• Sep 29th 2007, 07:54 AM
p.numminen
Decimal into a fraction
How can you transform a decimal such as $\displaystyle 2,345345345...$ as a fraction?
• Sep 29th 2007, 08:40 AM
red_dog
$\displaystyle 2,345345345\ldots=2,(345)=2+\frac{345}{999}$
and you continue...
• Sep 29th 2007, 08:56 AM
p.numminen
Why not $\displaystyle 2,345345345\ldots=2+\frac{345}{1000}$ ?
• Sep 29th 2007, 11:25 PM
Jhevon
Quote:

Originally Posted by p.numminen
Why not $\displaystyle 2,345345345\ldots=2+\frac{345}{1000}$ ?

for the obvious reason, $\displaystyle 2 + \frac {345}{1000} = 2.345$, the decimal ends there, it does not repeat. you need 999 as the denominator to get the repeating decimal

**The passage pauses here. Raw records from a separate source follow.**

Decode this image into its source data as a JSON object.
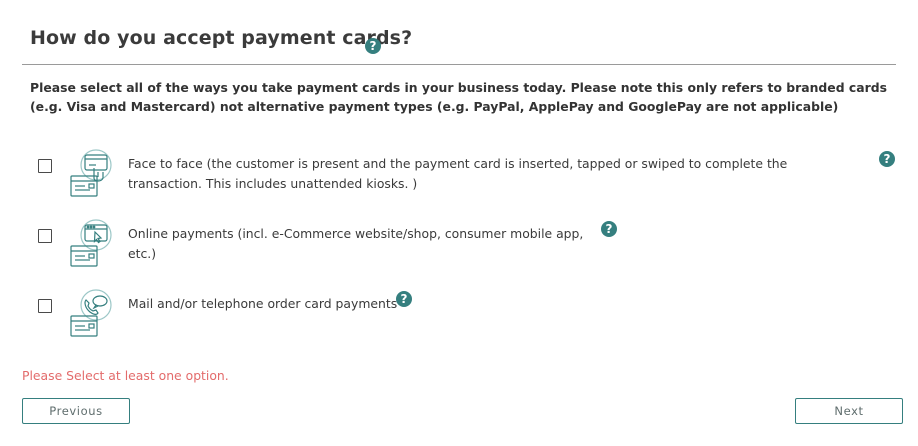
{
  "header": {
    "title": "How do you accept payment cards?",
    "help_glyph": "?"
  },
  "intro": "Please select all of the ways you take payment cards in your business today. Please note this only refers to branded cards (e.g. Visa and Mastercard) not alternative payment types (e.g. PayPal, ApplePay and GooglePay are not applicable)",
  "options": [
    {
      "icon": "card-terminal-icon",
      "checked": false,
      "label": "Face to face (the customer is present and the payment card is inserted, tapped or swiped to complete the transaction. This includes unattended kiosks. )",
      "help_glyph": "?"
    },
    {
      "icon": "online-browser-payment-icon",
      "checked": false,
      "label": "Online payments (incl. e-Commerce website/shop, consumer mobile app, etc.)",
      "help_glyph": "?"
    },
    {
      "icon": "phone-chat-payment-icon",
      "checked": false,
      "label": "Mail and/or telephone order card payments",
      "help_glyph": "?"
    }
  ],
  "error_message": "Please Select at least one option.",
  "buttons": {
    "previous": "Previous",
    "next": "Next"
  },
  "colors": {
    "accent": "#357f7f",
    "error": "#e36b6b",
    "text": "#3a3a3a"
  }
}
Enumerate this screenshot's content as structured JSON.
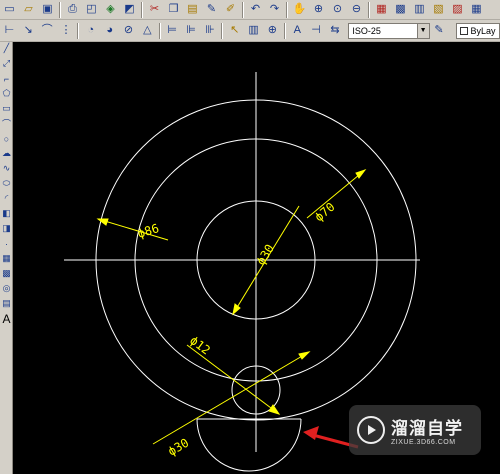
{
  "toolbar_top": {
    "icons": [
      "new-icon",
      "open-icon",
      "save-icon",
      "print-icon",
      "preview-icon",
      "publish-icon",
      "plot-icon",
      "cut-icon",
      "copy-icon",
      "paste-icon",
      "match-prop-icon",
      "block-editor-icon",
      "undo-icon",
      "redo-icon",
      "pan-icon",
      "zoom-realtime-icon",
      "zoom-window-icon",
      "zoom-previous-icon",
      "properties-icon",
      "design-center-icon",
      "tool-palettes-icon",
      "sheet-set-icon",
      "markup-icon",
      "calculator-icon"
    ]
  },
  "toolbar_dim": {
    "icons": [
      "linear-dim-icon",
      "aligned-dim-icon",
      "arc-length-icon",
      "ordinate-dim-icon",
      "radius-dim-icon",
      "jogged-dim-icon",
      "diameter-dim-icon",
      "angular-dim-icon",
      "quick-dim-icon",
      "baseline-dim-icon",
      "continue-dim-icon",
      "qleader-icon",
      "tolerance-icon",
      "center-mark-icon",
      "dimedit-icon",
      "dimtedit-icon",
      "dim-update-icon"
    ],
    "dim_style": "ISO-25",
    "layer": "ByLay"
  },
  "left_toolbar": {
    "icons": [
      "line-icon",
      "construction-line-icon",
      "polyline-icon",
      "polygon-icon",
      "rectangle-icon",
      "arc-icon",
      "circle-icon",
      "revision-cloud-icon",
      "spline-icon",
      "ellipse-icon",
      "ellipse-arc-icon",
      "insert-block-icon",
      "make-block-icon",
      "point-icon",
      "hatch-icon",
      "gradient-icon",
      "region-icon",
      "table-icon",
      "mtext-icon"
    ],
    "mtext_glyph": "A"
  },
  "drawing": {
    "dimensions": [
      "ϕ86",
      "ϕ70",
      "ϕ30",
      "ϕ12",
      "ϕ30"
    ],
    "colors": {
      "background": "#000000",
      "geometry": "#ffffff",
      "dimension": "#ffff00",
      "arrow": "#e02020"
    }
  },
  "watermark": {
    "title": "溜溜自学",
    "subtitle": "ZIXUE.3D66.COM"
  }
}
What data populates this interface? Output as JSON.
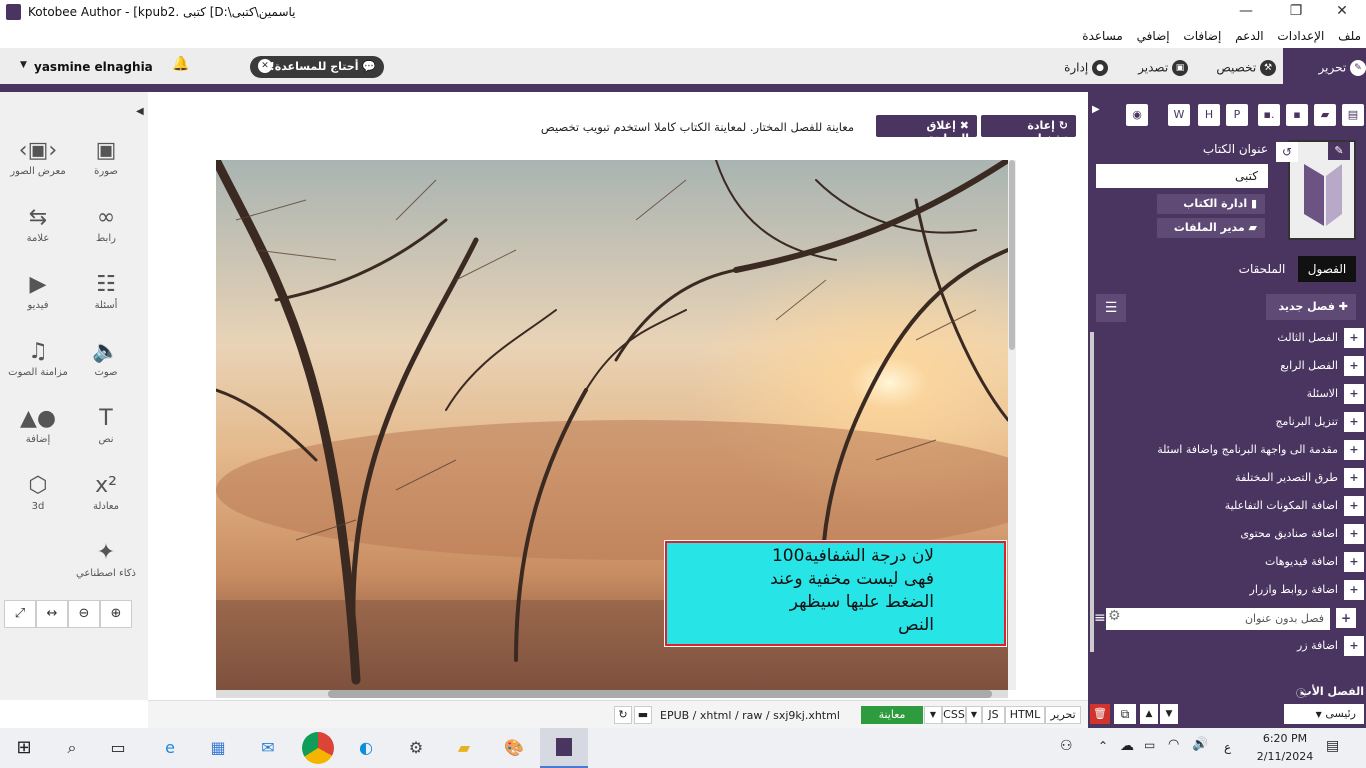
{
  "window": {
    "title": "Kotobee Author - [kpub2. كتبى [D:\\ياسمين\\كتبى",
    "minimize": "—",
    "maximize": "❐",
    "close": "✕"
  },
  "menu": [
    "ملف",
    "الإعدادات",
    "الدعم",
    "إضافات",
    "إضافي",
    "مساعدة"
  ],
  "topbar": {
    "user": "yasmine elnaghia",
    "help_label": "أحتاج للمساعدة!",
    "tabs": [
      {
        "label": "تحرير",
        "icon": "pencil-icon"
      },
      {
        "label": "تخصيص",
        "icon": "wrench-icon"
      },
      {
        "label": "تصدير",
        "icon": "export-icon"
      },
      {
        "label": "إدارة",
        "icon": "user-icon"
      }
    ]
  },
  "tools": [
    {
      "label": "صورة",
      "icon": "image-icon",
      "glyph": "▣"
    },
    {
      "label": "معرض الصور",
      "icon": "gallery-icon",
      "glyph": "‹▣›"
    },
    {
      "label": "رابط",
      "icon": "link-icon",
      "glyph": "∞"
    },
    {
      "label": "علامة",
      "icon": "bookmark-icon",
      "glyph": "⇆"
    },
    {
      "label": "أسئلة",
      "icon": "questions-icon",
      "glyph": "☷"
    },
    {
      "label": "فيديو",
      "icon": "video-icon",
      "glyph": "▶"
    },
    {
      "label": "صوت",
      "icon": "audio-icon",
      "glyph": "🔈"
    },
    {
      "label": "مزامنة الصوت",
      "icon": "audio-sync-icon",
      "glyph": "♫"
    },
    {
      "label": "نص",
      "icon": "text-icon",
      "glyph": "T"
    },
    {
      "label": "إضافة",
      "icon": "widget-icon",
      "glyph": "▲●"
    },
    {
      "label": "معادلة",
      "icon": "equation-icon",
      "glyph": "x²"
    },
    {
      "label": "3d",
      "icon": "cube-icon",
      "glyph": "⬡"
    },
    {
      "label": "ذكاء اصطناعي",
      "icon": "magic-wand-icon",
      "glyph": "✦"
    }
  ],
  "zoom": [
    {
      "icon": "fullscreen-icon",
      "glyph": "⤢"
    },
    {
      "icon": "fit-width-icon",
      "glyph": "↔"
    },
    {
      "icon": "zoom-out-icon",
      "glyph": "⊖"
    },
    {
      "icon": "zoom-in-icon",
      "glyph": "⊕"
    }
  ],
  "preview": {
    "rerun": "إعادة تشغيل",
    "close": "إغلاق المعاينة",
    "message": "معاينة للفصل المختار. لمعاينة الكتاب كاملا استخدم تبويب تخصيص",
    "callout_lines": [
      "لان درجة الشفافية100",
      "فهى ليست مخفية وعند",
      "الضغط عليها سيظهر",
      "النص"
    ]
  },
  "bottom": {
    "edit": "تحرير",
    "html": "HTML",
    "js": "JS",
    "css": "CSS",
    "preview": "معاينة",
    "path": "EPUB / xhtml / raw / sxj9kj.xhtml"
  },
  "book": {
    "title_label": "عنوان الكتاب",
    "title_value": "كتبى",
    "manage": "ادارة الكتاب",
    "files": "مدير الملفات",
    "tab_chapters": "الفصول",
    "tab_attachments": "الملحقات",
    "new_chapter": "فصل جديد"
  },
  "chapters": [
    "الفصل الثالث",
    "الفصل الرابع",
    "الاسئلة",
    "تنزيل البرنامج",
    "مقدمة الى واجهة البرنامج واضافة اسئلة",
    "طرق التصدير المختلفة",
    "اضافة المكونات التفاعلية",
    "اضافة صناديق محتوى",
    "اضافة فيديوهات",
    "اضافة روابط وازرار"
  ],
  "chapter_input": "فصل بدون عنوان",
  "chapter_last": "اضافة زر",
  "parent": {
    "label": "الفصل الأب",
    "value": "رئيسى"
  },
  "clock": {
    "time": "6:20 PM",
    "date": "2/11/2024",
    "lang": "ع"
  },
  "colors": {
    "brand": "#4a3560",
    "callout": "#27e4e6",
    "preview_btn": "#2e9b3e"
  }
}
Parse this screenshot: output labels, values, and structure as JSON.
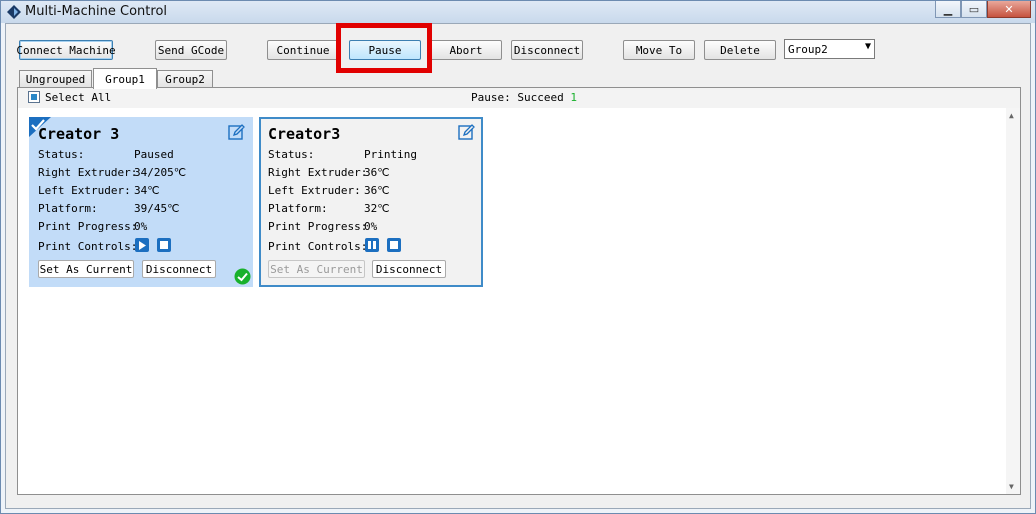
{
  "window": {
    "title": "Multi-Machine Control"
  },
  "toolbar": {
    "connect_machine": "Connect Machine",
    "send_gcode": "Send GCode",
    "continue": "Continue",
    "pause": "Pause",
    "abort": "Abort",
    "disconnect": "Disconnect",
    "move_to": "Move To",
    "delete": "Delete",
    "group_select": "Group2"
  },
  "tabs": [
    "Ungrouped",
    "Group1",
    "Group2"
  ],
  "active_tab": "Group1",
  "select_all_label": "Select All",
  "status": {
    "label": "Pause: Succeed",
    "count": "1"
  },
  "field_labels": {
    "status": "Status:",
    "right_extruder": "Right Extruder:",
    "left_extruder": "Left Extruder:",
    "platform": "Platform:",
    "print_progress": "Print Progress:",
    "print_controls": "Print Controls:"
  },
  "machines": [
    {
      "name": "Creator 3",
      "status": "Paused",
      "right_extruder": "34/205℃",
      "left_extruder": "34℃",
      "platform": "39/45℃",
      "print_progress": "0%",
      "set_current": "Set As Current",
      "disconnect": "Disconnect"
    },
    {
      "name": "Creator3",
      "status": "Printing",
      "right_extruder": "36℃",
      "left_extruder": "36℃",
      "platform": "32℃",
      "print_progress": "0%",
      "set_current": "Set As Current",
      "disconnect": "Disconnect"
    }
  ],
  "colors": {
    "accent": "#1c6fc0",
    "highlight": "#e10000",
    "success": "#19b12c",
    "card_selected": "#c2dcf8"
  }
}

a simpler way, very common trick, i see it around here all the time...

let $\displaystyle x = 2.\overline{345}$ ..................................(1)

$\displaystyle \Rightarrow 1000x = 2345. \overline{345}$ .......................(2)

subtracting equation (1) from (2), we see that:

$\displaystyle 1000x - x = 2345. \overline{345} - 2. \overline{345}$

$\displaystyle \Rightarrow 999x = 2343$

$\displaystyle \Rightarrow x = \frac {2343}{999}$
• Sep 29th 2007, 11:26 PM
Failbait
Because your number isn't finite. $\displaystyle \frac{345}{1000}$ would just give you $\displaystyle 2.345$.
• Sep 29th 2007, 11:26 PM
earboth
Quote:

Originally Posted by p.numminen
How can you transform a decimal such as $\displaystyle 2,345345345...$ as a fraction?

hello,

to show you where red_dog got the denominator from I'll use the following method.

Let x = 2.345345345... that means there are 3 digits which are repeated immidiately. Therefore you have to multiply your number by 10³. Now you have

$\displaystyle \boxed{\begin{array}{lcr}1000x&=&2345.345345345... \\ x&=&2.345345345...\end{array}}$

Subtract and you have

$\displaystyle 999x = 2343~\iff~x = \frac{2343}{999}$